> **YOUR GOAL**
Spot each line in the records below where the word "header" occurs, then copy it.

> **DATA FOR PROCESSING**
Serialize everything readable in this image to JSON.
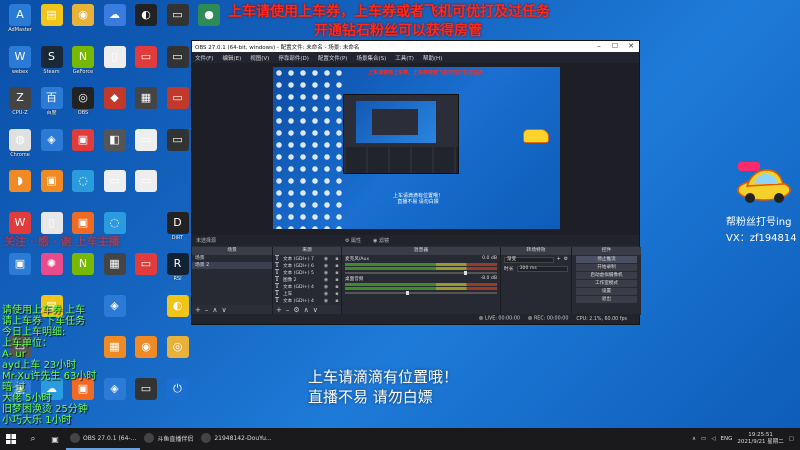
{
  "desktop": {
    "icons": [
      {
        "label": "AdMaster",
        "color": "#2b7bd6",
        "glyph": "A",
        "col": 0,
        "row": 0
      },
      {
        "label": "",
        "color": "#f0c419",
        "glyph": "▤",
        "col": 1,
        "row": 0
      },
      {
        "label": "",
        "color": "#e8b13a",
        "glyph": "◉",
        "col": 2,
        "row": 0
      },
      {
        "label": "",
        "color": "#3a7be0",
        "glyph": "☁",
        "col": 3,
        "row": 0
      },
      {
        "label": "",
        "color": "#222",
        "glyph": "◐",
        "col": 4,
        "row": 0
      },
      {
        "label": "",
        "color": "#333",
        "glyph": "▭",
        "col": 5,
        "row": 0
      },
      {
        "label": "",
        "color": "#2e8b57",
        "glyph": "●",
        "col": 6,
        "row": 0
      },
      {
        "label": "webex",
        "color": "#2b7bd6",
        "glyph": "W",
        "col": 0,
        "row": 1
      },
      {
        "label": "Steam",
        "color": "#1b2838",
        "glyph": "S",
        "col": 1,
        "row": 1
      },
      {
        "label": "GeForce",
        "color": "#76b900",
        "glyph": "N",
        "col": 2,
        "row": 1
      },
      {
        "label": "",
        "color": "#eee",
        "glyph": "▯",
        "col": 3,
        "row": 1
      },
      {
        "label": "",
        "color": "#e23b3b",
        "glyph": "▭",
        "col": 4,
        "row": 1
      },
      {
        "label": "",
        "color": "#333",
        "glyph": "▭",
        "col": 5,
        "row": 1
      },
      {
        "label": "CPU-Z",
        "color": "#444",
        "glyph": "Z",
        "col": 0,
        "row": 2
      },
      {
        "label": "百度",
        "color": "#2b7bd6",
        "glyph": "百",
        "col": 1,
        "row": 2
      },
      {
        "label": "OBS",
        "color": "#222",
        "glyph": "◎",
        "col": 2,
        "row": 2
      },
      {
        "label": "",
        "color": "#c0392b",
        "glyph": "◆",
        "col": 3,
        "row": 2
      },
      {
        "label": "",
        "color": "#444",
        "glyph": "▦",
        "col": 4,
        "row": 2
      },
      {
        "label": "",
        "color": "#c0392b",
        "glyph": "▭",
        "col": 5,
        "row": 2
      },
      {
        "label": "Chrome",
        "color": "#e0e0e0",
        "glyph": "◍",
        "col": 0,
        "row": 3
      },
      {
        "label": "",
        "color": "#2b7bd6",
        "glyph": "◈",
        "col": 1,
        "row": 3
      },
      {
        "label": "",
        "color": "#e23b3b",
        "glyph": "▣",
        "col": 2,
        "row": 3
      },
      {
        "label": "",
        "color": "#555",
        "glyph": "◧",
        "col": 3,
        "row": 3
      },
      {
        "label": "",
        "color": "#eee",
        "glyph": "▭",
        "col": 4,
        "row": 3
      },
      {
        "label": "",
        "color": "#333",
        "glyph": "▭",
        "col": 5,
        "row": 3
      },
      {
        "label": "",
        "color": "#f08a24",
        "glyph": "◗",
        "col": 0,
        "row": 4
      },
      {
        "label": "",
        "color": "#f08a24",
        "glyph": "▣",
        "col": 1,
        "row": 4
      },
      {
        "label": "",
        "color": "#2b9be0",
        "glyph": "◌",
        "col": 2,
        "row": 4
      },
      {
        "label": "",
        "color": "#eee",
        "glyph": "▭",
        "col": 3,
        "row": 4
      },
      {
        "label": "",
        "color": "#eee",
        "glyph": "▭",
        "col": 4,
        "row": 4
      },
      {
        "label": "",
        "color": "#e23b3b",
        "glyph": "W",
        "col": 0,
        "row": 5
      },
      {
        "label": "",
        "color": "#e8e8e8",
        "glyph": "▯",
        "col": 1,
        "row": 5
      },
      {
        "label": "",
        "color": "#f06a24",
        "glyph": "▣",
        "col": 2,
        "row": 5
      },
      {
        "label": "",
        "color": "#2b9be0",
        "glyph": "◌",
        "col": 3,
        "row": 5
      },
      {
        "label": "DiRT",
        "color": "#222",
        "glyph": "D",
        "col": 5,
        "row": 5
      },
      {
        "label": "",
        "color": "#2b7bd6",
        "glyph": "▣",
        "col": 0,
        "row": 6
      },
      {
        "label": "",
        "color": "#e94b8a",
        "glyph": "✺",
        "col": 1,
        "row": 6
      },
      {
        "label": "",
        "color": "#76b900",
        "glyph": "N",
        "col": 2,
        "row": 6
      },
      {
        "label": "",
        "color": "#444",
        "glyph": "▦",
        "col": 3,
        "row": 6
      },
      {
        "label": "",
        "color": "#e23b3b",
        "glyph": "▭",
        "col": 4,
        "row": 6
      },
      {
        "label": "RSI",
        "color": "#123",
        "glyph": "R",
        "col": 5,
        "row": 6
      },
      {
        "label": "",
        "color": "#f0c419",
        "glyph": "▤",
        "col": 1,
        "row": 7
      },
      {
        "label": "",
        "color": "#2b7bd6",
        "glyph": "◈",
        "col": 3,
        "row": 7
      },
      {
        "label": "",
        "color": "#f0c419",
        "glyph": "◐",
        "col": 5,
        "row": 7
      },
      {
        "label": "",
        "color": "#555",
        "glyph": "▭",
        "col": 0,
        "row": 8
      },
      {
        "label": "",
        "color": "#f08a24",
        "glyph": "▦",
        "col": 3,
        "row": 8
      },
      {
        "label": "",
        "color": "#f08a24",
        "glyph": "◉",
        "col": 4,
        "row": 8
      },
      {
        "label": "",
        "color": "#e8b13a",
        "glyph": "◎",
        "col": 5,
        "row": 8
      },
      {
        "label": "",
        "color": "#2b7bd6",
        "glyph": "▣",
        "col": 0,
        "row": 9
      },
      {
        "label": "",
        "color": "#2b9be0",
        "glyph": "☁",
        "col": 1,
        "row": 9
      },
      {
        "label": "",
        "color": "#f06a24",
        "glyph": "▣",
        "col": 2,
        "row": 9
      },
      {
        "label": "",
        "color": "#2b7bd6",
        "glyph": "◈",
        "col": 3,
        "row": 9
      },
      {
        "label": "",
        "color": "#333",
        "glyph": "▭",
        "col": 4,
        "row": 9
      },
      {
        "label": "",
        "color": "#1a6fd0",
        "glyph": "⏻",
        "col": 5,
        "row": 9
      }
    ]
  },
  "overlays": {
    "top_line1": "上车请使用上车券，上车券或者飞机可优打及过任务",
    "top_line2": "开通钻石粉丝可以获得房管",
    "left_red": "关注  · 感    · 谢    上车主播",
    "center_line1": "上车请滴滴有位置哦！",
    "center_line2": "直播不易 请勿白嫖",
    "right_line1": "帮粉丝打号ing",
    "right_line2": "VX：zf194814",
    "green_lines": [
      "请使用上车券 上车",
      "请上车券  下车任务",
      "今日上车明细:",
      "上车单位：",
      "A-  ur",
      "ayd上车 23小时",
      "Mr-Xu许先生 63小时",
      "暗-过",
      "大佬         5小时",
      "旧梦困涣烫     25分钟",
      "小巧大乐     1小时"
    ]
  },
  "obs": {
    "title": "OBS 27.0.1 (64-bit, windows) - 配置文件: 未命名 - 场景: 未命名",
    "menu": [
      "文件(F)",
      "编辑(E)",
      "视图(V)",
      "停靠部件(D)",
      "配置文件(P)",
      "场景集合(S)",
      "工具(T)",
      "帮助(H)"
    ],
    "preview_red": "上车请使用上车券，上车券或者飞机可优打及过任务",
    "preview_white": "上车请滴滴有位置哦！\n直播不易 请勿白嫖",
    "no_source": "未选择源",
    "properties_btn": "⚙ 属性",
    "filters_btn": "◉ 滤镜",
    "docks": {
      "scenes": {
        "header": "场景",
        "items": [
          "场景",
          "场景 2"
        ]
      },
      "sources": {
        "header": "来源",
        "items": [
          "文本 (GDI+) 7",
          "文本 (GDI+) 6",
          "文本 (GDI+) 5",
          "图像 2",
          "文本 (GDI+) 4",
          "上车",
          "文本 (GDI+) 4"
        ]
      },
      "mixer": {
        "header": "混音器",
        "channels": [
          {
            "name": "麦克风/Aux",
            "level": "0.0 dB"
          },
          {
            "name": "桌面音频",
            "level": "-8.0 dB"
          }
        ]
      },
      "transitions": {
        "header": "转场特效",
        "type": "渐变",
        "duration_label": "时长",
        "duration": "300 ms"
      },
      "controls": {
        "header": "控件",
        "buttons": [
          "停止推流",
          "开始录制",
          "启动虚拟摄像机",
          "工作室模式",
          "设置",
          "退出"
        ]
      }
    },
    "status": {
      "live": "LIVE: 00:00:00",
      "rec": "REC: 00:00:00",
      "cpu": "CPU: 2.1%, 60.00 fps"
    }
  },
  "taskbar": {
    "tasks": [
      {
        "label": "OBS 27.0.1 (64-...",
        "active": true
      },
      {
        "label": "斗鱼直播伴侣",
        "active": false
      },
      {
        "label": "21948142-DouYu...",
        "active": false
      }
    ],
    "lang": "ENG",
    "time": "19:25:51",
    "date": "2021/9/21 星期二"
  }
}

> **EXERCISE RESPONSE**
        "header": "场景",
        "header": "来源",
        "header": "混音器",
        "header": "转场特效",
        "header": "控件",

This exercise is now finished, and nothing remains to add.